Saturday, June 29, 2013

A Thriving Church in Southern France

The history of Marseille, France stretches back to pre-Roman times – at least 2,600 years.  MTW hasn’t been in France quite that long, but has enjoyed about 30 years of cooperation with UNEPREF, a reformed French denomination with roots in the protestant reformation.  Johnny was privileged to visit the region of southern France where most of UNEPREF’s churches are located and meet with the leaders of the church to discuss MTW’s past and future work with UNEPREF. 

It was a great pleasure to meet with French pastors Jean-Raymond, Daniel, and Pierre and with Pete Mitchell and Ken Matlack of MTW.  The Lord has allowed UNEPREF and MTW to cooperate in the planting of several churches and the meeting highlighted our desire to continue this good work. 

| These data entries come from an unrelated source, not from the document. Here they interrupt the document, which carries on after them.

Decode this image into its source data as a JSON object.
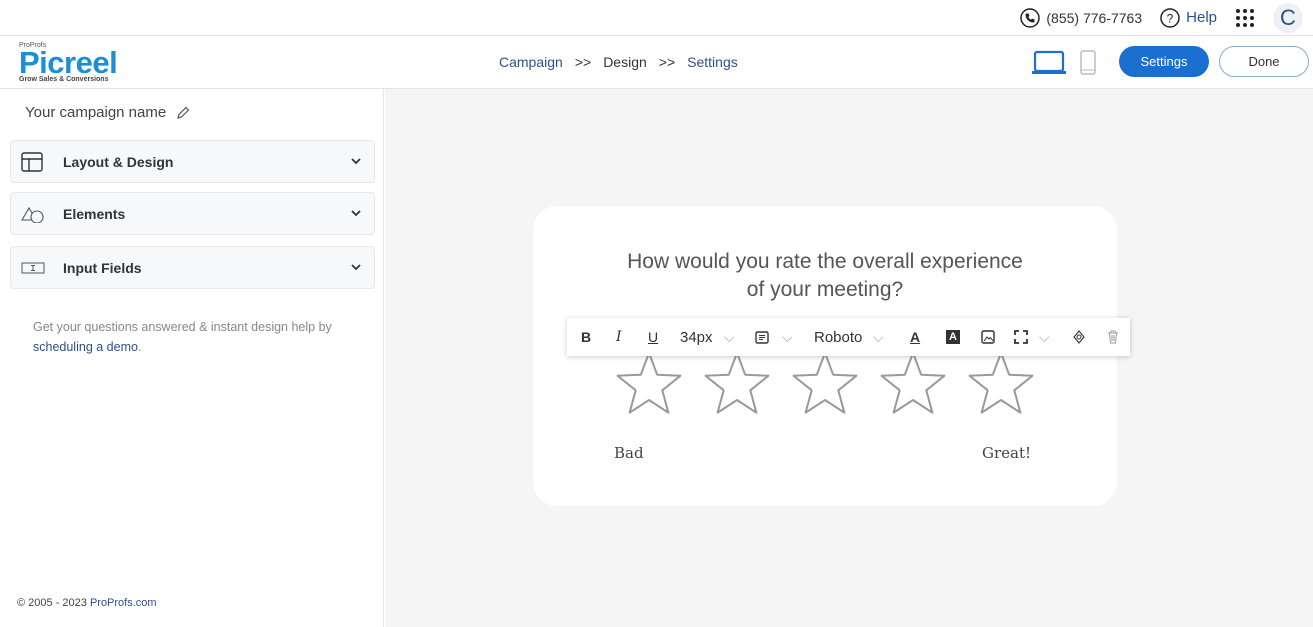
{
  "topbar": {
    "phone": "(855) 776-7763",
    "help": "Help",
    "avatar": "C"
  },
  "logo": {
    "brand": "ProProfs",
    "name": "Picreel",
    "tagline": "Grow Sales & Conversions"
  },
  "steps": {
    "campaign": "Campaign",
    "sep": ">>",
    "design": "Design",
    "settings": "Settings"
  },
  "header": {
    "settings_button": "Settings",
    "done_button": "Done",
    "active_device": "desktop"
  },
  "sidebar": {
    "campaign_name": "Your campaign name",
    "sections": [
      {
        "label": "Layout & Design"
      },
      {
        "label": "Elements"
      },
      {
        "label": "Input Fields"
      }
    ],
    "help_text": "Get your questions answered & instant design help by ",
    "help_link": "scheduling a demo",
    "help_end": ".",
    "copyright": "© 2005 - 2023 ",
    "copyright_link": "ProProfs.com"
  },
  "survey": {
    "question_line1": "How would you rate the overall experience",
    "question_line2": "of your meeting?",
    "stars": 5,
    "low_label": "Bad",
    "high_label": "Great!"
  },
  "toolbar": {
    "bold": "B",
    "italic": "I",
    "underline": "U",
    "font_size": "34px",
    "font": "Roboto",
    "text_color": "A",
    "bg_color": "A"
  },
  "colors": {
    "accent": "#1b6fd1",
    "logo": "#1a8fd8",
    "link": "#2d4f8e"
  }
}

Although much of our time together was focused on how to improve our working relationship in the years ahead, there was time for some wonderful fellowship around meals.  We even paid a brief visit to the Musée du Désert, devoted to the memory of the persecution of the French Huguenots in the 17th and 18th centuries.   Most of the MTW team in France showed up for the dinner celebrating our 30 years together.  

Friday, June 7, 2013

Empty Sorrow without Hope

We attended a memorial service for an old friend today.  Following her death, this dear one was cremated and her ashes placed in a plastic urn.  Although she died several months ago, her ashes were kept until the local cemetery held their biannual ceremony for those who die without any relatives to provide for them.  Her friends paid for the cremation and the public burial.  Due to the impoverished circumstances of her life, there were no funds available for anything more elaborate.

This wasn’t the first funeral we had been to in the Czech Republic, but it was the first of this kind.  We were unprepared for the sadness. 

The burial took place in a very pleasant, tiny grass field.  There was a small brass band that played several quiet songs prior to and during the ceremony.  A gentle lady read a poem and then a brief sentence about each person.  These remarks weren’t personal, but general in nature - typically along the lines of, “She is gone, and nothing remains to us but her memory”, or, “He will lie here in this peaceful place forever.”  After these remarks, the lady would call the name of the deceased person and two attendants would pour their ashes into a small hole in the field.  In this manner they buried about a dozen folks in the space of 20 minutes. 

Our great sadness came in the realization that the ceremony held no hope of anything beyond the moment.  No life, no joy, nothing but a flower pot sized hole in a patch of grass - forever.  There is a hollowness, a thinness to an attempt to memorialize a living, eternal soul in this manner. 

But we are convinced of better things about our friend.  She was a lover of Jesus.  And, no matter the words that were spoken over her grave, she now rejoices in bright splendor before him who has forever loved her.  We will see her again, when she comes with Christ at the last trumpet.  This is our hope.